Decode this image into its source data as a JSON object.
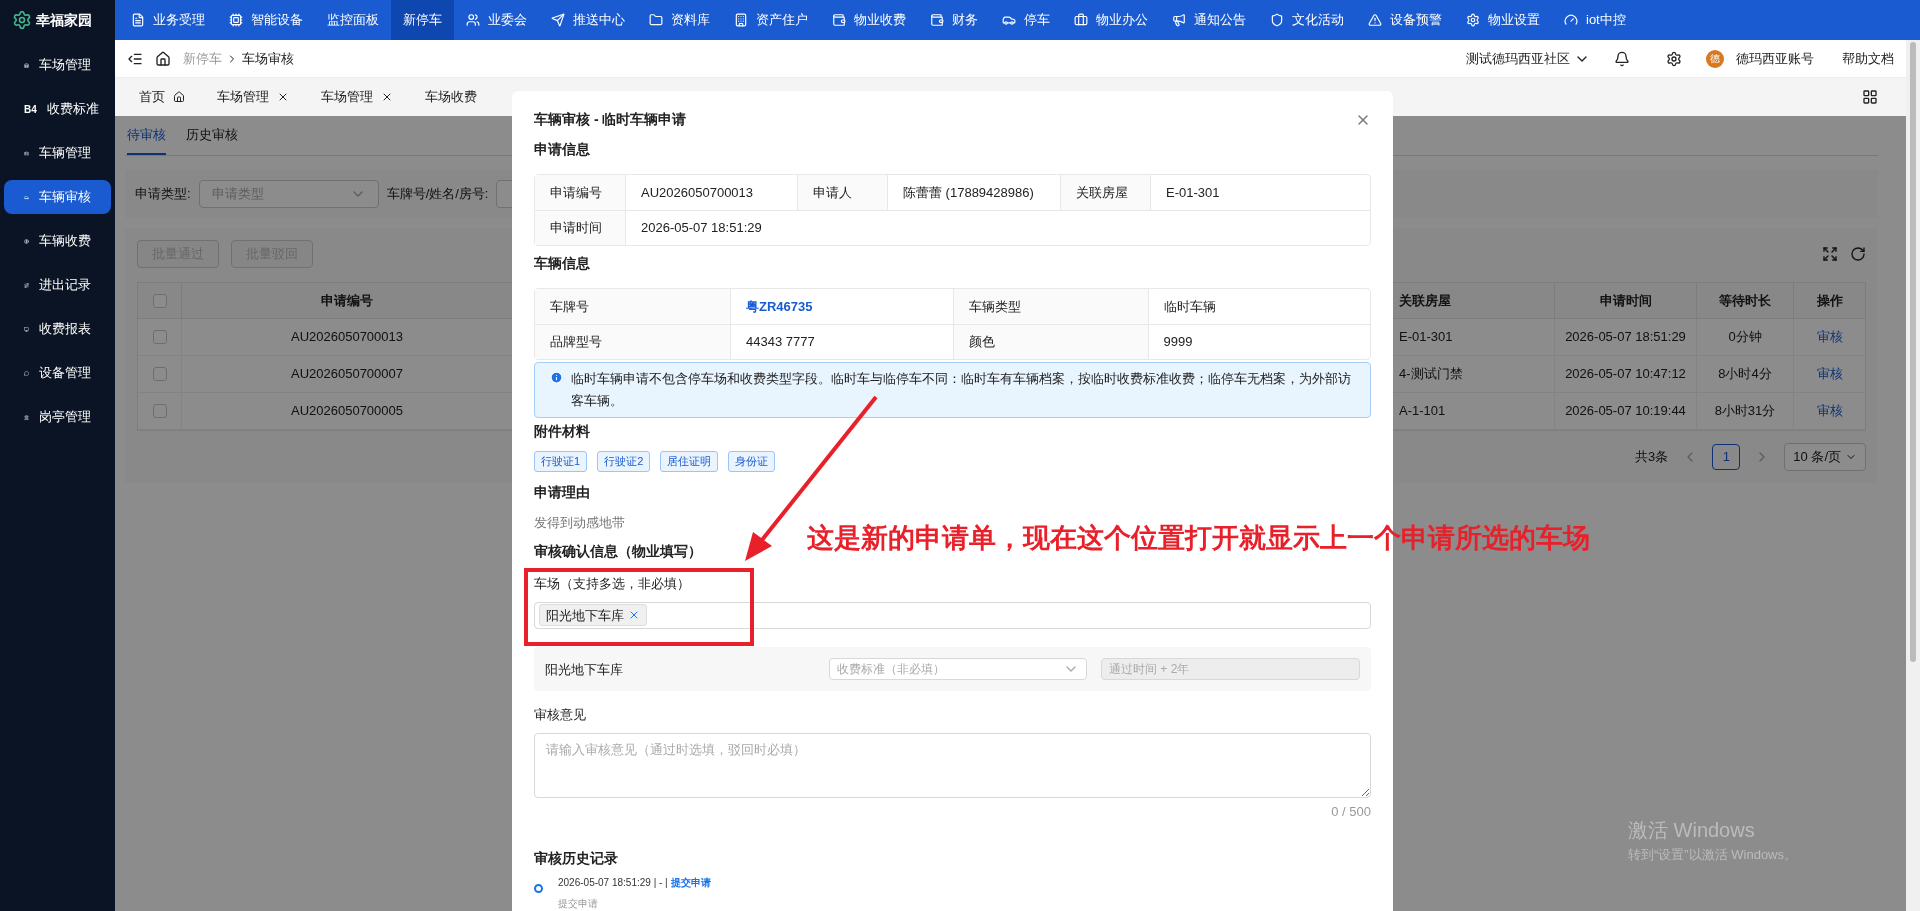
{
  "app": {
    "name": "幸福家园"
  },
  "top_nav": [
    {
      "label": "业务受理",
      "icon": true,
      "selected": false
    },
    {
      "label": "智能设备",
      "icon": true,
      "selected": false
    },
    {
      "label": "监控面板",
      "icon": false,
      "selected": false
    },
    {
      "label": "新停车",
      "icon": false,
      "selected": true
    },
    {
      "label": "业委会",
      "icon": true,
      "selected": false
    },
    {
      "label": "推送中心",
      "icon": true,
      "selected": false
    },
    {
      "label": "资料库",
      "icon": true,
      "selected": false
    },
    {
      "label": "资产住户",
      "icon": true,
      "selected": false
    },
    {
      "label": "物业收费",
      "icon": true,
      "selected": false
    },
    {
      "label": "财务",
      "icon": true,
      "selected": false
    },
    {
      "label": "停车",
      "icon": true,
      "selected": false
    },
    {
      "label": "物业办公",
      "icon": true,
      "selected": false
    },
    {
      "label": "通知公告",
      "icon": true,
      "selected": false
    },
    {
      "label": "文化活动",
      "icon": true,
      "selected": false
    },
    {
      "label": "设备预警",
      "icon": true,
      "selected": false
    },
    {
      "label": "物业设置",
      "icon": true,
      "selected": false
    },
    {
      "label": "iot中控",
      "icon": true,
      "selected": false
    }
  ],
  "sidebar": {
    "items": [
      {
        "label": "车场管理",
        "selected": false
      },
      {
        "label": "收费标准",
        "icon_text": "B4",
        "selected": false
      },
      {
        "label": "车辆管理",
        "selected": false
      },
      {
        "label": "车辆审核",
        "selected": true
      },
      {
        "label": "车辆收费",
        "selected": false
      },
      {
        "label": "进出记录",
        "selected": false
      },
      {
        "label": "收费报表",
        "selected": false
      },
      {
        "label": "设备管理",
        "selected": false
      },
      {
        "label": "岗亭管理",
        "selected": false
      }
    ]
  },
  "header": {
    "breadcrumb": [
      "新停车",
      "车场审核"
    ],
    "community": "测试德玛西亚社区",
    "avatar": "德",
    "account": "德玛西亚账号",
    "help": "帮助文档"
  },
  "page_tabs": [
    {
      "label": "首页",
      "kind": "home",
      "selected": false
    },
    {
      "label": "车场管理",
      "kind": "page",
      "selected": false
    },
    {
      "label": "车场管理",
      "kind": "page",
      "selected": false
    },
    {
      "label": "车场收费",
      "kind": "cut",
      "selected": false
    }
  ],
  "sub_tabs": [
    {
      "label": "待审核",
      "selected": true
    },
    {
      "label": "历史审核",
      "selected": false
    }
  ],
  "filters": [
    {
      "label": "申请类型:",
      "kind": "select",
      "placeholder": "申请类型"
    },
    {
      "label": "车牌号/姓名/房号:",
      "kind": "input"
    }
  ],
  "batch_buttons": [
    {
      "label": "批量通过",
      "disabled": true
    },
    {
      "label": "批量驳回",
      "disabled": true
    }
  ],
  "table": {
    "all_checked": false,
    "columns": [
      "申请编号",
      "关联房屋",
      "申请时间",
      "等待时长",
      "操作"
    ],
    "rows": [
      {
        "checked": false,
        "cells": [
          "AU2026050700013",
          "E-01-301",
          "2026-05-07 18:51:29",
          "0分钟",
          "审核"
        ]
      },
      {
        "checked": false,
        "cells": [
          "AU2026050700007",
          "4-测试门禁",
          "2026-05-07 10:47:12",
          "8小时4分",
          "审核"
        ]
      },
      {
        "checked": false,
        "cells": [
          "AU2026050700005",
          "A-1-101",
          "2026-05-07 10:19:44",
          "8小时31分",
          "审核"
        ]
      }
    ]
  },
  "pagination": {
    "total": "共3条",
    "pages": [
      {
        "label": "1",
        "selected": true
      }
    ],
    "page_size": "10 条/页"
  },
  "modal": {
    "title": "车辆审核 - 临时车辆申请",
    "application": {
      "title": "申请信息",
      "rows": [
        [
          {
            "label": "申请编号",
            "value": "AU2026050700013"
          },
          {
            "label": "申请人",
            "value": "陈蕾蕾 (17889428986)"
          },
          {
            "label": "关联房屋",
            "value": "E-01-301"
          }
        ],
        [
          {
            "label": "申请时间",
            "value": "2026-05-07 18:51:29"
          }
        ]
      ]
    },
    "vehicle": {
      "title": "车辆信息",
      "rows": [
        [
          {
            "label": "车牌号",
            "value": "粤ZR46735",
            "link": true
          },
          {
            "label": "车辆类型",
            "value": "临时车辆",
            "link": false
          }
        ],
        [
          {
            "label": "品牌型号",
            "value": "44343 7777",
            "link": false
          },
          {
            "label": "颜色",
            "value": "9999",
            "link": false
          }
        ]
      ]
    },
    "notice": "临时车辆申请不包含停车场和收费类型字段。临时车与临停车不同：临时车有车辆档案，按临时收费标准收费；临停车无档案，为外部访客车辆。",
    "attachments": {
      "title": "附件材料",
      "tags": [
        "行驶证1",
        "行驶证2",
        "居住证明",
        "身份证"
      ]
    },
    "reason": {
      "title": "申请理由",
      "text": "发得到动感地带"
    },
    "review": {
      "title": "审核确认信息（物业填写）",
      "lot_label": "车场（支持多选，非必填）",
      "lots": [
        "阳光地下车库"
      ],
      "lot_rows": [
        {
          "name": "阳光地下车库",
          "fee_placeholder": "收费标准（非必填）",
          "time_placeholder": "通过时间 + 2年"
        }
      ],
      "opinion_label": "审核意见",
      "opinion_placeholder": "请输入审核意见（通过时选填，驳回时必填）",
      "counter": "0 / 500"
    },
    "history": {
      "title": "审核历史记录",
      "items": [
        {
          "meta": "2026-05-07 18:51:29 | - | ",
          "action": "提交申请",
          "note": "提交申请"
        }
      ]
    }
  },
  "annotation": {
    "text": "这是新的申请单，现在这个位置打开就显示上一个申请所选的车场"
  },
  "os_overlay": {
    "title": "激活 Windows",
    "subtitle": "转到“设置”以激活 Windows。"
  }
}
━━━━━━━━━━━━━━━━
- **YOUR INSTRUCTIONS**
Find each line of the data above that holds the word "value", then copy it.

- **WRITTEN SOLUTION**
            "value": "AU2026050700013"
            "value": "陈蕾蕾 (17889428986)"
            "value": "E-01-301"
            "value": "2026-05-07 18:51:29"
            "value": "粤ZR46735",
            "value": "临时车辆",
            "value": "44343 7777",
            "value": "9999",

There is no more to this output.